    Starting out with your team has been okay for me too, mainly because there were a number of differences and I was happy to discover new ground in the game. Soon though, it all turned into a really bad nightmare. Only 1 hour of practice is not enough, but one could live with it. The truly terrible thing is what else comes with it: there is not a single bit of driver or engineer feedback in the whole game! Not for setup purposes and not for development. In fact, there’s nobody in your whole racing team you can talk to or who would talk back. As if that wasn’t bad enough, some guy in a German fan forum (rtm-base.de if you’re interested) was able to create an universal setup which works on all tracks in all conditions. No matter if you’re driving in 40 degree heat or in only just above freezing rain, the same setup will work just as well for you.

    Yes, I liked some of the new ideas that have made it into this year’s game, which is already the third in the series in the span of six years. A tech-tree where you must dedice for one direction of research and against another, that’s brilliant. I like that you have the option of cultivating a young driver program by finanzing your own teams in lower racing classes.

    Unfortunately, taking all my experience of PP2012 together, there is too much wrong with this game that I’d ever consider installing it again. When I bought the game about a month ago, there wasn’t an update available yet. After patch #1 didn’t help much and only improved minor stuff, I decided against waiting, because I already knew that I’d be disappointed in the end. Maybe some of the biggest disappointments have been or will be fixed in the next few patches, but I don’t hold my breath anymore. It was the same with Racing Team Manager and Pole Position 2010, after all. All of those games had incredible potential, but wasted most of it.
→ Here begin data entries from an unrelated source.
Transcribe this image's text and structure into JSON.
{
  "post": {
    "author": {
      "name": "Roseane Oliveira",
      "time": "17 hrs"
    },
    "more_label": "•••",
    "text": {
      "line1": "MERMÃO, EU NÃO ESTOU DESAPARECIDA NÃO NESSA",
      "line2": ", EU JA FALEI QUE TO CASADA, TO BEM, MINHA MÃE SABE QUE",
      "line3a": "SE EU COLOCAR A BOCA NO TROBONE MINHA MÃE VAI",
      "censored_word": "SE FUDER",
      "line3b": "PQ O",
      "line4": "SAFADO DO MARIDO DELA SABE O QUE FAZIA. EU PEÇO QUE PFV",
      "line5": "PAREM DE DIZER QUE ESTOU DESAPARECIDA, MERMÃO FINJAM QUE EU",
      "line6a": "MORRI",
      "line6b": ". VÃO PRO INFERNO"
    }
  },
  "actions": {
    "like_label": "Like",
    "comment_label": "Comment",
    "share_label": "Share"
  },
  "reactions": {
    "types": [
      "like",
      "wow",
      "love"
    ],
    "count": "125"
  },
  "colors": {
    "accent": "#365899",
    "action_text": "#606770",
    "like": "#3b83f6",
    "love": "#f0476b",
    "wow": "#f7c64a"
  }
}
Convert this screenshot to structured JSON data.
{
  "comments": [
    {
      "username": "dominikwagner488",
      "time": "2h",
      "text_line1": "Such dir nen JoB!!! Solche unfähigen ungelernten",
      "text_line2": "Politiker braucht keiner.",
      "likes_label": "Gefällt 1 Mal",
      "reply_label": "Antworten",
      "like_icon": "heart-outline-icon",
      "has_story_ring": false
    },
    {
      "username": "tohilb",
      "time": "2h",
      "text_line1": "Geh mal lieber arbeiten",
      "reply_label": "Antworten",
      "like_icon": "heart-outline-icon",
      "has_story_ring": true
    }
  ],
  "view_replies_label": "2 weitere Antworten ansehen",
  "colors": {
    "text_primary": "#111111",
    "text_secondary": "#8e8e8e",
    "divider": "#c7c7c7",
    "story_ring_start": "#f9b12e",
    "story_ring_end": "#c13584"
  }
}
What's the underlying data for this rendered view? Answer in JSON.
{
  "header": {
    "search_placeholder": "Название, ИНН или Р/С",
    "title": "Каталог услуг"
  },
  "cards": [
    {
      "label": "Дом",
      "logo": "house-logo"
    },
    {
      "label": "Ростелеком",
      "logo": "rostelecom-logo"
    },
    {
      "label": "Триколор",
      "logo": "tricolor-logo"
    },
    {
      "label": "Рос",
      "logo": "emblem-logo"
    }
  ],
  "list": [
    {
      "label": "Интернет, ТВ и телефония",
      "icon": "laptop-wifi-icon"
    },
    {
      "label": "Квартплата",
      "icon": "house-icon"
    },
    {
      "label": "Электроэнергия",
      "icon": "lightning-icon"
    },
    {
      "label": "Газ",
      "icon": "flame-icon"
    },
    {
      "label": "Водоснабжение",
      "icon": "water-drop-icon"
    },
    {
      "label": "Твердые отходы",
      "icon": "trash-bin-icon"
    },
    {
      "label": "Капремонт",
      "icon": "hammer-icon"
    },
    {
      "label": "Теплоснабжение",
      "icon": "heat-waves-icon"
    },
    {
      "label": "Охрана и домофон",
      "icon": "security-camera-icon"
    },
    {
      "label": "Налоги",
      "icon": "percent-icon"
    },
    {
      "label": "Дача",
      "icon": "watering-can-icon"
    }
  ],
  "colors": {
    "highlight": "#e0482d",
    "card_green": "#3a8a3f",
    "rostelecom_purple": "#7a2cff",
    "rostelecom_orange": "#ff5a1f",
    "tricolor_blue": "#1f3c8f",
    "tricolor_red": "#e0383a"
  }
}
    • http://www.gamedot.co.uk Liam

       There were quite a few other things I wanted to put, but it would have ended up as one big slagging off of the game and I’d already gone over the word limit. For example I don’t understand if you have the race highlights on you need to see every single little pass or mistake by other drivers, there should be the option to just see things that effect your team.

      The most frustrating thing is the game clearly has potential, it’s a massive shame that potential hasn’t been realised with poor decisions by the developers. I hope they take a couple of years to really build on this and expand it into a proper management simulation game.

  • John Panzer

    I would have to disagree with one point. Its a brilliant sim. I’m stunned at the accuracy of effects each component adds to the car. The car i built in this game displays a complexity of handling at speed with the same physics of mass in motion my Formula Atlantic car had. What’s annoying is you have to be a racecar driver to use this game, not a gamer. I would like to add more front brake bias so my car is neutral under hard braking as i turn into corners, so I can add power without snap oversteer – the game has that feature – what this game doesn’t do is prompt you with available features and how to get them in the car.

    You don’t like the game fine, it’s clunky, but your review is why I’m a racecar driver and youre a gamer.

Game details

Game title: Pole Position
Reviewed on: PC
Available for: PC
Publisher: Kalypso
Developer: Destrax Games
Strengths: You can create your own F1 team. Fun if you're not expecting too much.
Weaknesses: Not enough depth. Too many half finished features.
Score: 5 out of 10

Racing Blind is an iOS game for the iPad developed by Sam Butterfield and his son Asa, and was created to pass ...

The sound of an Achievement unlocking is a droplet of pure pleasure rippling through the circuits of my 8-bit heart. And yet the ...

The launch of a new generation is a very strange time that makes people do very strange things. For years now those involved in the videogame ...

The story of Markus ‘Notch’ Persson is a modern day fairytale, and yet it’s so much more than that. Not only did this one man achieve ...